Dinner is now being served.
Asiana A321 exit door opened on approachThis incident happened today (Friday, May 26, 2023), and involves Asiana Airlines flight OZ8124, scheduled to operate the short 205-mile domestic flight in South Korea from Jeju (CJU) to Daegu (TAE). The service was operated by a roughly 11-year-old Airbus A321 with the registration code HL8256.
While the aircraft was on its final descent (at under 1,000 feet), a man in his 30s reportedly tried to open the emergency exit door. Specifically, this man was seated in the window seat at the third set of exit doors on the left. He managed to successfully open the door, which caused quite some chaos in the cabin, as you’d expect.
Fortunately no one was sucked out of the plane (since it was going at fairly slow speeds at this point, and there wasn’t a significant pressurization difference), though at least six passengers had to be hospitalized.
Witnesses onboard claim that after opening the door, the suspect tried to jump out. Flight attendants asked other passengers for help, and people seated around the exit door prevented the man from jumping out of the aircraft. It’s not clear if that was the motive, or what exactly was going on. As you’d expect, he remains in police custody.
Below you can see some video footage of the incident.
Aircraft exit doors can be opened inflight?!There’s often confusion about the ability to open emergency exit doors on an aircraft while it’s flying. It would be impossible to open an emergency exit at cruising altitude, given the pressure difference between the interior of the plane and the outside atmosphere.
While some people like to claim that you can only open emergency exit doors on the ground, that’s not quite the case on all the aircraft, as you can tell. At a lower altitude, the pressure difference isn’t as great as at 30,000+ feet, so opening the door does become a bit easier. For that matter, exit doors on the A321 are power assisted, so can be opened just by pulling the lever.
Note that on some aircraft, doors remain locked until the plane touches down. Clearly that’s not the case on the Airbus A321, though.
For what it’s worth, when you hear a flight attendant announce “arm doors for departure and cross check,” the process of “arming” the door consists of “locking it,” so that an emergency slide would deploy if the exit opens. The door can just as easily be disarmed, so that doesn’t “lock” the door and prevent others from opening it, or anything.
Bottom linePassengers on an Asiana flight in South Korea had a rather eventful approach, as a passenger seated in the exit row opened the emergency exit door before landing.
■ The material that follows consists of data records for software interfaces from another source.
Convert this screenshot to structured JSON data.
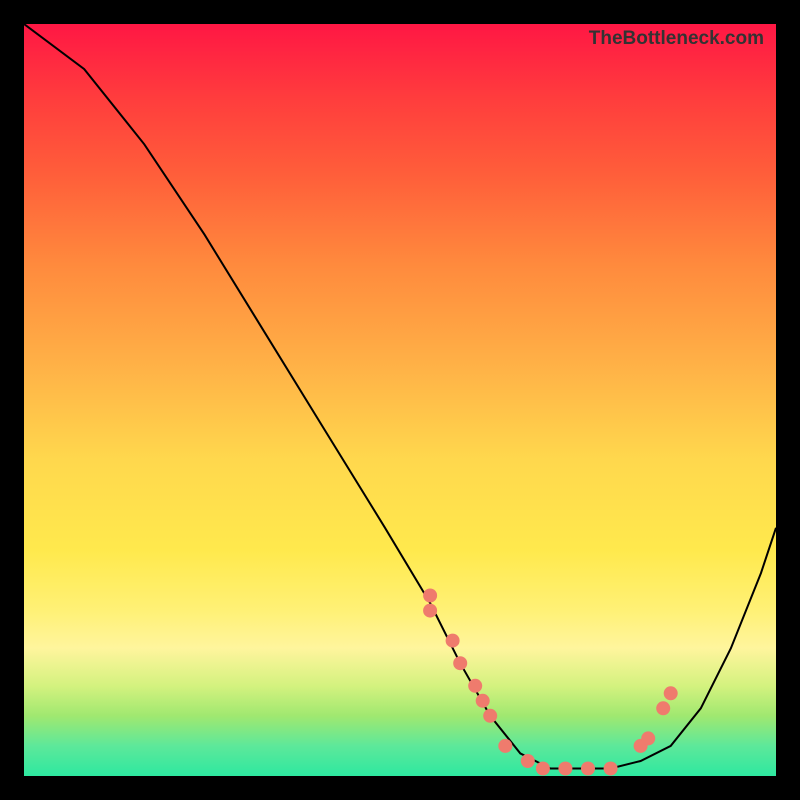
{
  "watermark": "TheBottleneck.com",
  "chart_data": {
    "type": "line",
    "title": "",
    "xlabel": "",
    "ylabel": "",
    "xlim": [
      0,
      100
    ],
    "ylim": [
      0,
      100
    ],
    "series": [
      {
        "name": "bottleneck-curve",
        "x": [
          0,
          8,
          16,
          24,
          32,
          40,
          48,
          54,
          58,
          62,
          66,
          70,
          74,
          78,
          82,
          86,
          90,
          94,
          98,
          100
        ],
        "values": [
          100,
          94,
          84,
          72,
          59,
          46,
          33,
          23,
          15,
          8,
          3,
          1,
          1,
          1,
          2,
          4,
          9,
          17,
          27,
          33
        ]
      }
    ],
    "markers": {
      "name": "highlighted-points",
      "color": "#ef7b6d",
      "x": [
        54,
        54,
        57,
        58,
        60,
        61,
        62,
        64,
        67,
        69,
        72,
        75,
        78,
        82,
        83,
        85,
        86
      ],
      "values": [
        24,
        22,
        18,
        15,
        12,
        10,
        8,
        4,
        2,
        1,
        1,
        1,
        1,
        4,
        5,
        9,
        11
      ]
    }
  }
}
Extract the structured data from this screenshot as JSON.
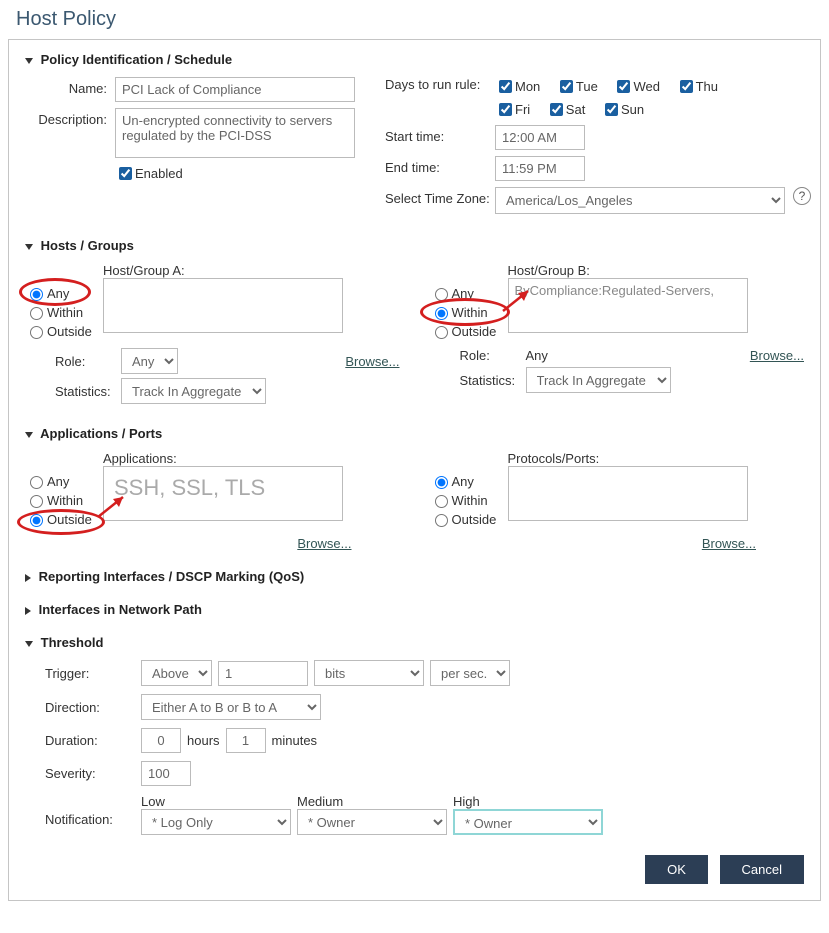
{
  "page_title": "Host Policy",
  "sections": {
    "identification": "Policy Identification / Schedule",
    "hosts": "Hosts / Groups",
    "apps": "Applications / Ports",
    "reporting": "Reporting Interfaces / DSCP Marking (QoS)",
    "interfaces": "Interfaces in Network Path",
    "threshold": "Threshold"
  },
  "identification": {
    "name_label": "Name:",
    "name_value": "PCI Lack of Compliance",
    "description_label": "Description:",
    "description_value": "Un-encrypted connectivity to servers regulated by the PCI-DSS",
    "enabled_label": "Enabled",
    "days_label": "Days to run rule:",
    "days": {
      "mon": "Mon",
      "tue": "Tue",
      "wed": "Wed",
      "thu": "Thu",
      "fri": "Fri",
      "sat": "Sat",
      "sun": "Sun"
    },
    "start_label": "Start time:",
    "start_value": "12:00 AM",
    "end_label": "End time:",
    "end_value": "11:59 PM",
    "tz_label": "Select Time Zone:",
    "tz_value": "America/Los_Angeles"
  },
  "hosts": {
    "groupA_label": "Host/Group A:",
    "groupB_label": "Host/Group B:",
    "groupB_value": "ByCompliance:Regulated-Servers,",
    "opt_any": "Any",
    "opt_within": "Within",
    "opt_outside": "Outside",
    "role_label": "Role:",
    "role_value": "Any",
    "stats_label": "Statistics:",
    "stats_value": "Track In Aggregate",
    "browse": "Browse..."
  },
  "apps": {
    "apps_label": "Applications:",
    "apps_value": "SSH, SSL, TLS",
    "ports_label": "Protocols/Ports:",
    "opt_any": "Any",
    "opt_within": "Within",
    "opt_outside": "Outside",
    "browse": "Browse..."
  },
  "threshold": {
    "trigger_label": "Trigger:",
    "trigger_op": "Above",
    "trigger_val": "1",
    "trigger_unit": "bits",
    "trigger_rate": "per sec.",
    "direction_label": "Direction:",
    "direction_value": "Either A to B or B to A",
    "duration_label": "Duration:",
    "duration_hours": "0",
    "hours_label": "hours",
    "duration_minutes": "1",
    "minutes_label": "minutes",
    "severity_label": "Severity:",
    "severity_value": "100",
    "notification_label": "Notification:",
    "low_label": "Low",
    "low_value": "* Log Only",
    "medium_label": "Medium",
    "medium_value": "* Owner",
    "high_label": "High",
    "high_value": "* Owner"
  },
  "buttons": {
    "ok": "OK",
    "cancel": "Cancel"
  }
}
Fortunately there were no fatalities, but several people were taken to the hospital.
For all the misbehavior we see on planes, this is something that’s quite rare. Witnesses claim that the man tried to jump out of the aircraft but was ultimately stopped by other passengers. It’s not yet clear if that was his motivation for opening the door, or if that was just a spur of the moment decision.
What do you make of this Asiana emergency exit situation?